* Required action
Each record should be copied exactly into the answer, and no picture should go with it.

[[ Provided data, beginning ]]

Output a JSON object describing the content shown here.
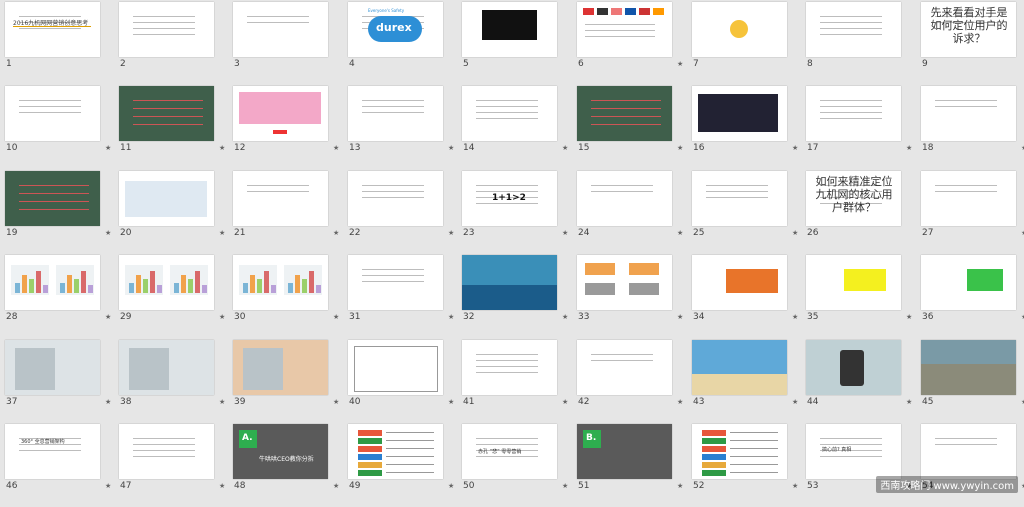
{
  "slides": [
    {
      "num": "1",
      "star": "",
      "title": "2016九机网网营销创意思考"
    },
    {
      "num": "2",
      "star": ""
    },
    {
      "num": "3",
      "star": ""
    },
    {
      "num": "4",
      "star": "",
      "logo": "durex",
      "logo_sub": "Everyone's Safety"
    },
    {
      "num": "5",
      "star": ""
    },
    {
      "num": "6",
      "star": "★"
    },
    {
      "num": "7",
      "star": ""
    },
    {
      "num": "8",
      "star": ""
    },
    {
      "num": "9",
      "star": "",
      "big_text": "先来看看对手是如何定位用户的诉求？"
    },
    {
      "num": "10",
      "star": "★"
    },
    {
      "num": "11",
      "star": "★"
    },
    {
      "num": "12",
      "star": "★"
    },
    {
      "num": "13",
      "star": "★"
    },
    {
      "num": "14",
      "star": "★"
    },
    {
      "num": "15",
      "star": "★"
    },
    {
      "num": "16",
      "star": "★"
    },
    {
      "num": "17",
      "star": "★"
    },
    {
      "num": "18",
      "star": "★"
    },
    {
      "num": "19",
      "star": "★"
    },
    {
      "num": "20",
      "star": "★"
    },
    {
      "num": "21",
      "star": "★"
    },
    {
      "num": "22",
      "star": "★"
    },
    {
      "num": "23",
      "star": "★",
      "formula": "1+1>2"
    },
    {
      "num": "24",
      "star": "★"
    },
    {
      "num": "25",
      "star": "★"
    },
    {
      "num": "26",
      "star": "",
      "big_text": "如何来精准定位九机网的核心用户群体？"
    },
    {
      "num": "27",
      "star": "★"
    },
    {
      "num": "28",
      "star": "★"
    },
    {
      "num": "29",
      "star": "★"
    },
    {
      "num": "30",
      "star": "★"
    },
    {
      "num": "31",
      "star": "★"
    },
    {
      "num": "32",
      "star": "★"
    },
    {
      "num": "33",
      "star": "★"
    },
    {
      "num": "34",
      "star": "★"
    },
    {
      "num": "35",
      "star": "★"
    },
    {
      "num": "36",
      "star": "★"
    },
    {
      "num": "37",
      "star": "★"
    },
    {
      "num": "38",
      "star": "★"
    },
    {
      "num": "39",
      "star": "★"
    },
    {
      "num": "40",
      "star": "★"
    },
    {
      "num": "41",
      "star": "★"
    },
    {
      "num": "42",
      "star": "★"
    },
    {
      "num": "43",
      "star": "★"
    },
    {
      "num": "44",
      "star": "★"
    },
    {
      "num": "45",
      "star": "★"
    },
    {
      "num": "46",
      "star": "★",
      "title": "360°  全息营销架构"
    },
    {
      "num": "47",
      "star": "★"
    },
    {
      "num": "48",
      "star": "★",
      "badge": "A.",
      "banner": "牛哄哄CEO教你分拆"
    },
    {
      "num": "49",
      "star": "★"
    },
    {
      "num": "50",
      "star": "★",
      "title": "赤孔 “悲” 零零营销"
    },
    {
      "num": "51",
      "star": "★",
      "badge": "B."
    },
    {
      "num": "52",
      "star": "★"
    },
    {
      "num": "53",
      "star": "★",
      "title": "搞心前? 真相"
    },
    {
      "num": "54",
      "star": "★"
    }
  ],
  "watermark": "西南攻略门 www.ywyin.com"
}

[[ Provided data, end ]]

* Your response
Output a JSON object describing the content shown here.
{
  "slides": [
    {
      "num": "1",
      "star": "",
      "title": "2016九机网网营销创意思考"
    },
    {
      "num": "2",
      "star": ""
    },
    {
      "num": "3",
      "star": ""
    },
    {
      "num": "4",
      "star": "",
      "logo": "durex",
      "logo_sub": "Everyone's Safety"
    },
    {
      "num": "5",
      "star": ""
    },
    {
      "num": "6",
      "star": "★"
    },
    {
      "num": "7",
      "star": ""
    },
    {
      "num": "8",
      "star": ""
    },
    {
      "num": "9",
      "star": "",
      "big_text": "先来看看对手是如何定位用户的诉求？"
    },
    {
      "num": "10",
      "star": "★"
    },
    {
      "num": "11",
      "star": "★"
    },
    {
      "num": "12",
      "star": "★"
    },
    {
      "num": "13",
      "star": "★"
    },
    {
      "num": "14",
      "star": "★"
    },
    {
      "num": "15",
      "star": "★"
    },
    {
      "num": "16",
      "star": "★"
    },
    {
      "num": "17",
      "star": "★"
    },
    {
      "num": "18",
      "star": "★"
    },
    {
      "num": "19",
      "star": "★"
    },
    {
      "num": "20",
      "star": "★"
    },
    {
      "num": "21",
      "star": "★"
    },
    {
      "num": "22",
      "star": "★"
    },
    {
      "num": "23",
      "star": "★",
      "formula": "1+1>2"
    },
    {
      "num": "24",
      "star": "★"
    },
    {
      "num": "25",
      "star": "★"
    },
    {
      "num": "26",
      "star": "",
      "big_text": "如何来精准定位九机网的核心用户群体？"
    },
    {
      "num": "27",
      "star": "★"
    },
    {
      "num": "28",
      "star": "★"
    },
    {
      "num": "29",
      "star": "★"
    },
    {
      "num": "30",
      "star": "★"
    },
    {
      "num": "31",
      "star": "★"
    },
    {
      "num": "32",
      "star": "★"
    },
    {
      "num": "33",
      "star": "★"
    },
    {
      "num": "34",
      "star": "★"
    },
    {
      "num": "35",
      "star": "★"
    },
    {
      "num": "36",
      "star": "★"
    },
    {
      "num": "37",
      "star": "★"
    },
    {
      "num": "38",
      "star": "★"
    },
    {
      "num": "39",
      "star": "★"
    },
    {
      "num": "40",
      "star": "★"
    },
    {
      "num": "41",
      "star": "★"
    },
    {
      "num": "42",
      "star": "★"
    },
    {
      "num": "43",
      "star": "★"
    },
    {
      "num": "44",
      "star": "★"
    },
    {
      "num": "45",
      "star": "★"
    },
    {
      "num": "46",
      "star": "★",
      "title": "360°  全息营销架构"
    },
    {
      "num": "47",
      "star": "★"
    },
    {
      "num": "48",
      "star": "★",
      "badge": "A.",
      "banner": "牛哄哄CEO教你分拆"
    },
    {
      "num": "49",
      "star": "★"
    },
    {
      "num": "50",
      "star": "★",
      "title": "赤孔 “悲” 零零营销"
    },
    {
      "num": "51",
      "star": "★",
      "badge": "B."
    },
    {
      "num": "52",
      "star": "★"
    },
    {
      "num": "53",
      "star": "★",
      "title": "搞心前? 真相"
    },
    {
      "num": "54",
      "star": "★"
    }
  ],
  "watermark": "西南攻略门 www.ywyin.com"
}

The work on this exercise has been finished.